:: What is being asked ::
Each entry needs to be repeated exactly, with nothing added or removed.

:: Dataset excerpts ::
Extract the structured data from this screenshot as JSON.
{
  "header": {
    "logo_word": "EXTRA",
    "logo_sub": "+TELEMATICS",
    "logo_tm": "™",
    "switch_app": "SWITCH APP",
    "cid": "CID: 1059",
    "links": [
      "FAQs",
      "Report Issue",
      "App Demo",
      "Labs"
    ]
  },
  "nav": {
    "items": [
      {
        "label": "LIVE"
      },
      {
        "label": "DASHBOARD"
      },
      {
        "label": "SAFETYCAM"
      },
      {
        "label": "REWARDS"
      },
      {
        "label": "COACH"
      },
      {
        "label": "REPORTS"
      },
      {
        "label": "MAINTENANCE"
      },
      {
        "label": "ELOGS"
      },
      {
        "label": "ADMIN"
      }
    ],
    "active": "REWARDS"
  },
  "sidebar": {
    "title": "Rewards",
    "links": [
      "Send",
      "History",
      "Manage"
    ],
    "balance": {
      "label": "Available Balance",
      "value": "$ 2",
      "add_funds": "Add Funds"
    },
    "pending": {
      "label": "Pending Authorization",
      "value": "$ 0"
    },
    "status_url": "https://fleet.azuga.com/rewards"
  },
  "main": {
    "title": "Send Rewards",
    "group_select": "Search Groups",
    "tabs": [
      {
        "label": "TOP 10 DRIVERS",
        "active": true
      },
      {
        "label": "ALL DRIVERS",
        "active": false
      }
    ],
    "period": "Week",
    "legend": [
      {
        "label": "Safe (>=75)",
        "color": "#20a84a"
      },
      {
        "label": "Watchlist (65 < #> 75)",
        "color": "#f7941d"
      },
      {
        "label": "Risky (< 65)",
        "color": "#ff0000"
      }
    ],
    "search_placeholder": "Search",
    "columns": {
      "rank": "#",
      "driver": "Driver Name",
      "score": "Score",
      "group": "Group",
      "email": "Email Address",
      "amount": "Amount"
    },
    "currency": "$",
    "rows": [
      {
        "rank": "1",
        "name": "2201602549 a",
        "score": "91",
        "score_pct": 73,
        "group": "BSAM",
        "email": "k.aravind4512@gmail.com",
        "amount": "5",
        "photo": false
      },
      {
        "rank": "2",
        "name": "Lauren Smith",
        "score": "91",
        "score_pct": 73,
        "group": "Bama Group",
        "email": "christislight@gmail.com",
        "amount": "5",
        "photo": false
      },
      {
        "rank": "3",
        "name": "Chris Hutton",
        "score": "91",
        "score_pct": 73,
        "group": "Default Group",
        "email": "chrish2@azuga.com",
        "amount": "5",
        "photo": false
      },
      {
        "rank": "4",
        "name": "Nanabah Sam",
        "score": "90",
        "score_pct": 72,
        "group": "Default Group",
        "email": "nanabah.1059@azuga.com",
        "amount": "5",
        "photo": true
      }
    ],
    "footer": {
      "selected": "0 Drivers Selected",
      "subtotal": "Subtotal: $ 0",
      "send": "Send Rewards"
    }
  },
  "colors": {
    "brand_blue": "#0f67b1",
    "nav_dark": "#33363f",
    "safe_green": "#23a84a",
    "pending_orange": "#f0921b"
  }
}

:: Exercise answer ::
Extract the structured data from this screenshot as JSON.
{
  "header": {
    "logo_word": "EXTRA",
    "logo_sub": "+TELEMATICS",
    "logo_tm": "™",
    "switch_app": "SWITCH APP",
    "cid": "CID: 1059",
    "links": [
      "FAQs",
      "Report Issue",
      "App Demo",
      "Labs"
    ]
  },
  "nav": {
    "items": [
      {
        "label": "LIVE"
      },
      {
        "label": "DASHBOARD"
      },
      {
        "label": "SAFETYCAM"
      },
      {
        "label": "REWARDS"
      },
      {
        "label": "COACH"
      },
      {
        "label": "REPORTS"
      },
      {
        "label": "MAINTENANCE"
      },
      {
        "label": "ELOGS"
      },
      {
        "label": "ADMIN"
      }
    ],
    "active": "REWARDS"
  },
  "sidebar": {
    "title": "Rewards",
    "links": [
      "Send",
      "History",
      "Manage"
    ],
    "balance": {
      "label": "Available Balance",
      "value": "$ 2",
      "add_funds": "Add Funds"
    },
    "pending": {
      "label": "Pending Authorization",
      "value": "$ 0"
    },
    "status_url": "https://fleet.azuga.com/rewards"
  },
  "main": {
    "title": "Send Rewards",
    "group_select": "Search Groups",
    "tabs": [
      {
        "label": "TOP 10 DRIVERS",
        "active": true
      },
      {
        "label": "ALL DRIVERS",
        "active": false
      }
    ],
    "period": "Week",
    "legend": [
      {
        "label": "Safe (>=75)",
        "color": "#20a84a"
      },
      {
        "label": "Watchlist (65 < #> 75)",
        "color": "#f7941d"
      },
      {
        "label": "Risky (< 65)",
        "color": "#ff0000"
      }
    ],
    "search_placeholder": "Search",
    "columns": {
      "rank": "#",
      "driver": "Driver Name",
      "score": "Score",
      "group": "Group",
      "email": "Email Address",
      "amount": "Amount"
    },
    "currency": "$",
    "rows": [
      {
        "rank": "1",
        "name": "2201602549 a",
        "score": "91",
        "score_pct": 73,
        "group": "BSAM",
        "email": "k.aravind4512@gmail.com",
        "amount": "5",
        "photo": false
      },
      {
        "rank": "2",
        "name": "Lauren Smith",
        "score": "91",
        "score_pct": 73,
        "group": "Bama Group",
        "email": "christislight@gmail.com",
        "amount": "5",
        "photo": false
      },
      {
        "rank": "3",
        "name": "Chris Hutton",
        "score": "91",
        "score_pct": 73,
        "group": "Default Group",
        "email": "chrish2@azuga.com",
        "amount": "5",
        "photo": false
      },
      {
        "rank": "4",
        "name": "Nanabah Sam",
        "score": "90",
        "score_pct": 72,
        "group": "Default Group",
        "email": "nanabah.1059@azuga.com",
        "amount": "5",
        "photo": true
      }
    ],
    "footer": {
      "selected": "0 Drivers Selected",
      "subtotal": "Subtotal: $ 0",
      "send": "Send Rewards"
    }
  },
  "colors": {
    "brand_blue": "#0f67b1",
    "nav_dark": "#33363f",
    "safe_green": "#23a84a",
    "pending_orange": "#f0921b"
  }
}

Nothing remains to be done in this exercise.